> _Your objective_: Without any omission, reproduce the records that follow.

(Website and app data records)

=== Begin Enclosure ===

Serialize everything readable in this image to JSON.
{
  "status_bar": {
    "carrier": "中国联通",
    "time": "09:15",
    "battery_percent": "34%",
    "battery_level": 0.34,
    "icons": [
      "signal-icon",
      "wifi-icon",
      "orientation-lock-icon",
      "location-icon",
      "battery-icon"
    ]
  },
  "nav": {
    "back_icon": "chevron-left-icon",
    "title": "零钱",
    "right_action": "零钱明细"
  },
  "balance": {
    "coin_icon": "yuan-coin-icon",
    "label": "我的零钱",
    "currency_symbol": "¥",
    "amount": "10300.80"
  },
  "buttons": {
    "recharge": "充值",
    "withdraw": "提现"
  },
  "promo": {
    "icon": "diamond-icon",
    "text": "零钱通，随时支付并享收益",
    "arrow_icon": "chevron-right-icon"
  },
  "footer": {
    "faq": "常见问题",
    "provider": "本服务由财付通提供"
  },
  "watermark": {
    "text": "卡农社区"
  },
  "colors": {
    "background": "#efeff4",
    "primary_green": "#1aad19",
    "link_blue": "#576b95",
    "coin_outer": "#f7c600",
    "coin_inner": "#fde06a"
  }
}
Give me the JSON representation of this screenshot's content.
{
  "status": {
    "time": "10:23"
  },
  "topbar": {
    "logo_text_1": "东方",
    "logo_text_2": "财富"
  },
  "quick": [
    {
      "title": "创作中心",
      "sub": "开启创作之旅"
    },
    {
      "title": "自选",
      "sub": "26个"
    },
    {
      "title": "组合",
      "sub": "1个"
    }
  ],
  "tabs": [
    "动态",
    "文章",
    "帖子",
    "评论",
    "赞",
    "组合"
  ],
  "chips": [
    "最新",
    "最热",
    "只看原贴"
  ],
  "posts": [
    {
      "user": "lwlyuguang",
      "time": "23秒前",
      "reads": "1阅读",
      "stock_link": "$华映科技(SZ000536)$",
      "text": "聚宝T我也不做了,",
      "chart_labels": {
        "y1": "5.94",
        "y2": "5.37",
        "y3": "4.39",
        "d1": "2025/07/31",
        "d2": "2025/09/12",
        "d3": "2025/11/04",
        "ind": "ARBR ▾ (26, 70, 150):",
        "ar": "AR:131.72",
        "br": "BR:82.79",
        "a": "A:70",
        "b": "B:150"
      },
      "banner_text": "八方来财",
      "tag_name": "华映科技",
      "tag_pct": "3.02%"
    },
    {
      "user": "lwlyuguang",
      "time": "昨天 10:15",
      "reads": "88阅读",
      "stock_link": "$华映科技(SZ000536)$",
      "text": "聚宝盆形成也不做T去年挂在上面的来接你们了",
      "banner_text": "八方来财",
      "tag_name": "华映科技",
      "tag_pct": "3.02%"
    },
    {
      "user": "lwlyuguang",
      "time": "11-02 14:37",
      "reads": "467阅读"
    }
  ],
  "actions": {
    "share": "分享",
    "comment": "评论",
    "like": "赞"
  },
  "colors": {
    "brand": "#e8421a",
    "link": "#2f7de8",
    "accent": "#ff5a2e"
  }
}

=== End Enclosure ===

> _Answer area_:
Serialize everything readable in this image to JSON.
{
  "status_bar": {
    "carrier": "中国联通",
    "time": "09:15",
    "battery_percent": "34%",
    "battery_level": 0.34,
    "icons": [
      "signal-icon",
      "wifi-icon",
      "orientation-lock-icon",
      "location-icon",
      "battery-icon"
    ]
  },
  "nav": {
    "back_icon": "chevron-left-icon",
    "title": "零钱",
    "right_action": "零钱明细"
  },
  "balance": {
    "coin_icon": "yuan-coin-icon",
    "label": "我的零钱",
    "currency_symbol": "¥",
    "amount": "10300.80"
  },
  "buttons": {
    "recharge": "充值",
    "withdraw": "提现"
  },
  "promo": {
    "icon": "diamond-icon",
    "text": "零钱通，随时支付并享收益",
    "arrow_icon": "chevron-right-icon"
  },
  "footer": {
    "faq": "常见问题",
    "provider": "本服务由财付通提供"
  },
  "watermark": {
    "text": "卡农社区"
  },
  "colors": {
    "background": "#efeff4",
    "primary_green": "#1aad19",
    "link_blue": "#576b95",
    "coin_outer": "#f7c600",
    "coin_inner": "#fde06a"
  }
}
Give me the JSON representation of this screenshot's content.
{
  "status": {
    "time": "10:23"
  },
  "topbar": {
    "logo_text_1": "东方",
    "logo_text_2": "财富"
  },
  "quick": [
    {
      "title": "创作中心",
      "sub": "开启创作之旅"
    },
    {
      "title": "自选",
      "sub": "26个"
    },
    {
      "title": "组合",
      "sub": "1个"
    }
  ],
  "tabs": [
    "动态",
    "文章",
    "帖子",
    "评论",
    "赞",
    "组合"
  ],
  "chips": [
    "最新",
    "最热",
    "只看原贴"
  ],
  "posts": [
    {
      "user": "lwlyuguang",
      "time": "23秒前",
      "reads": "1阅读",
      "stock_link": "$华映科技(SZ000536)$",
      "text": "聚宝T我也不做了,",
      "chart_labels": {
        "y1": "5.94",
        "y2": "5.37",
        "y3": "4.39",
        "d1": "2025/07/31",
        "d2": "2025/09/12",
        "d3": "2025/11/04",
        "ind": "ARBR ▾ (26, 70, 150):",
        "ar": "AR:131.72",
        "br": "BR:82.79",
        "a": "A:70",
        "b": "B:150"
      },
      "banner_text": "八方来财",
      "tag_name": "华映科技",
      "tag_pct": "3.02%"
    },
    {
      "user": "lwlyuguang",
      "time": "昨天 10:15",
      "reads": "88阅读",
      "stock_link": "$华映科技(SZ000536)$",
      "text": "聚宝盆形成也不做T去年挂在上面的来接你们了",
      "banner_text": "八方来财",
      "tag_name": "华映科技",
      "tag_pct": "3.02%"
    },
    {
      "user": "lwlyuguang",
      "time": "11-02 14:37",
      "reads": "467阅读"
    }
  ],
  "actions": {
    "share": "分享",
    "comment": "评论",
    "like": "赞"
  },
  "colors": {
    "brand": "#e8421a",
    "link": "#2f7de8",
    "accent": "#ff5a2e"
  }
}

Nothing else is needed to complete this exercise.